RALEIGH, N.C. — North Carolina students recorded slight gains in their math and reading proficiency, graduation rates, and readiness for college careers during the past school year, the 11th consecutive year in which progress has been made, the state Department of Public Instruction said Thursday.

“Many schools face significant challenges in terms of critical resources and student needs, but these results show that hard-working educators are making a difference and that students are making gains in their learning,” State Superintendent June Atkinson said in a statement.

End-of-grade performance in both reading and mathematics showed 35.4 percent of students as proficient in the two subjects, up from 33.8 percent in the previous school year. For math only, the figures jumped from 44.1 percent to 47 percent, while the increase in reading was more modest, rising from 45.1 percent in 2014-15 to 45.8 percent in 2015-16.

The results also showed modest gains in grade-level proficiency. Proficiency in reading and math rose from 43.5 percent of students in 2014-15 to 45 percent in 2015-16. In math only, proficiency rose to 54.7 percent from 52.2 percent, while in reading it rose by just 0.6 percentage points, to 56.5 percent.

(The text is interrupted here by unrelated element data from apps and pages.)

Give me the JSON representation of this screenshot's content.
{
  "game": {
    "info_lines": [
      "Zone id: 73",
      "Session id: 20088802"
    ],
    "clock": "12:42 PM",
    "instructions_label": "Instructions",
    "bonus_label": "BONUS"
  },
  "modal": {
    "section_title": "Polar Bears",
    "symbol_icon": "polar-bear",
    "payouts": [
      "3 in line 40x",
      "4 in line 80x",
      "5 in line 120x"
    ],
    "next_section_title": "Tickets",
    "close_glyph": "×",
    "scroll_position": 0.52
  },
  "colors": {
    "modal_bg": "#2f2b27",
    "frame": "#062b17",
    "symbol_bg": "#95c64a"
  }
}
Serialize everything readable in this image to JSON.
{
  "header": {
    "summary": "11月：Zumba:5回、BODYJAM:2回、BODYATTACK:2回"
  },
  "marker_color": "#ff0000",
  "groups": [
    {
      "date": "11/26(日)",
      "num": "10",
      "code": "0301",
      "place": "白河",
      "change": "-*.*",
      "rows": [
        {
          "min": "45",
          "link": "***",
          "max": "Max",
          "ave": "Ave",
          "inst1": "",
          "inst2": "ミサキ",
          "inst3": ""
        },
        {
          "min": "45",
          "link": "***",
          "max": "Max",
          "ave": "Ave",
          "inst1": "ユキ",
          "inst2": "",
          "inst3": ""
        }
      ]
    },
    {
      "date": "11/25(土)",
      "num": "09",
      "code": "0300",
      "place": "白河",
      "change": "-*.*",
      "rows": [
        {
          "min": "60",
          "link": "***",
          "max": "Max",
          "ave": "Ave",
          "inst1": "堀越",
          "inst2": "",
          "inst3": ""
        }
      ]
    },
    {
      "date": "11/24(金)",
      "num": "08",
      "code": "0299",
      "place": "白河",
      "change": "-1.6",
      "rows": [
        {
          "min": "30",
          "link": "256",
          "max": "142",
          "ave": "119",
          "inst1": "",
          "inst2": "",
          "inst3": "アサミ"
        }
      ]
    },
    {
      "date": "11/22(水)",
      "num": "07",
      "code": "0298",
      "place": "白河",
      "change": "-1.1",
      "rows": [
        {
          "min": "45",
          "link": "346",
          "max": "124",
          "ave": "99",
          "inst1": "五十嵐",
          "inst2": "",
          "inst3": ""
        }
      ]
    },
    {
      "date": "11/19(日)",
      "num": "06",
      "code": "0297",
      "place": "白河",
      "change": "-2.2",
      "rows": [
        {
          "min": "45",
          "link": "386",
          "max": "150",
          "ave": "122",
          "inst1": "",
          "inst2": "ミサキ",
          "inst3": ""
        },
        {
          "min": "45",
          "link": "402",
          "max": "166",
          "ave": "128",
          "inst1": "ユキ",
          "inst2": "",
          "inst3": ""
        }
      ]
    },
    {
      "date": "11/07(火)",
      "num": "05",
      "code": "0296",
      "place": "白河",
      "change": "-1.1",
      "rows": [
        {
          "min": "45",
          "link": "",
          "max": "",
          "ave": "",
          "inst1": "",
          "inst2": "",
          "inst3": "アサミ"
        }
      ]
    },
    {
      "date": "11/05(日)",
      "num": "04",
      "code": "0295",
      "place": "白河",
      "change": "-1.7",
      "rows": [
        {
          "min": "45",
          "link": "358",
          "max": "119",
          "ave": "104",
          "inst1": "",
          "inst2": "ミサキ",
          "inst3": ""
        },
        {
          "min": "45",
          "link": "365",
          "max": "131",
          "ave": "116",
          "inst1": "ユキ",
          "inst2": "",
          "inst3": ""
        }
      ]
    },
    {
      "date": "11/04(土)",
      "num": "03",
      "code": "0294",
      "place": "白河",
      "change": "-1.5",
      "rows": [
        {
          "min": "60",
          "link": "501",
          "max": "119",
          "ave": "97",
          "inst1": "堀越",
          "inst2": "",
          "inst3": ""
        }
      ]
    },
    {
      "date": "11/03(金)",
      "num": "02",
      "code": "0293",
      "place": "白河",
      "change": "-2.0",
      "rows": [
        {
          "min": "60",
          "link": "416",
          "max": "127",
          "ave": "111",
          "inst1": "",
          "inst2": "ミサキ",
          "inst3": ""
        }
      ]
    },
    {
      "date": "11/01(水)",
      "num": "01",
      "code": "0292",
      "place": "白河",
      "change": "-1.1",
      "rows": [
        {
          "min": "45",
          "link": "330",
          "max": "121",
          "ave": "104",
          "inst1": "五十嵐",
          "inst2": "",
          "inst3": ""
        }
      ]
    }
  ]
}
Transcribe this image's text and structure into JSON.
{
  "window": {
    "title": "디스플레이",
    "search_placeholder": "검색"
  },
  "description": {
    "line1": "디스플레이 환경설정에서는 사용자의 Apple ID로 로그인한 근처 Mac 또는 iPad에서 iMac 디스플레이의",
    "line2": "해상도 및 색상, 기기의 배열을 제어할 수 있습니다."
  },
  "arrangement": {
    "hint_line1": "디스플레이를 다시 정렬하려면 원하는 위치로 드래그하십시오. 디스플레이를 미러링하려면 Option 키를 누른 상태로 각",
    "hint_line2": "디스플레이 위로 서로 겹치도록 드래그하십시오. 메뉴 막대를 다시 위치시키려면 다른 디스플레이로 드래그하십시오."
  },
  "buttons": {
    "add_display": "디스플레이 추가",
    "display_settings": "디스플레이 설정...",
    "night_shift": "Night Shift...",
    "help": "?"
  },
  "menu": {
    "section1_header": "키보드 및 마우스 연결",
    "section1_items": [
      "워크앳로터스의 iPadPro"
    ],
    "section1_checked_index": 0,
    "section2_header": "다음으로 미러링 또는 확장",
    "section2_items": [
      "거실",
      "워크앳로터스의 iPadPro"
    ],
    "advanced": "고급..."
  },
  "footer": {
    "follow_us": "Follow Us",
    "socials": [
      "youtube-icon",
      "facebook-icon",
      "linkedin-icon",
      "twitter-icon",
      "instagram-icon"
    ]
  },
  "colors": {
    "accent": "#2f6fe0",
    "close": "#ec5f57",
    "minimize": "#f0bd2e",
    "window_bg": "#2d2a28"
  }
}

In grades three through eight, student proficiency edged up to 56.9 percent from 56.3 percent in 2014-15. In math, overall proficiency increased to 54.7 percent from 52.2 percent. Grade-level proficiency in science reached 71.6 percent in fifth grade, 73.9 percent in eighth grade and 55.5 percent in high school biology.

Graduation rates also rose, reaching 85.8 percent, up a fraction from 85.6 percent in the previous school year.

Four-year graduation rates among all groups exceeded 80 percent for the first time. Students from low-income families jumped a full percentage point from last school year to 80.6 percent, while the rate for black students increased by 0.7 percentage points, to 82.9 percent. Among Hispanics, the increase was 0.1 percentage points, to 80.1 percent.

Public schools in general fared better in 2015-16 than they had in the previous school year, according to the report. Nearly a third of North Carolina’s 2,459 traditional public and charter schools achieved A’s and B’s for the year, while the proportion of schools receiving D’s and F’s fell to less than a quarter of all schools.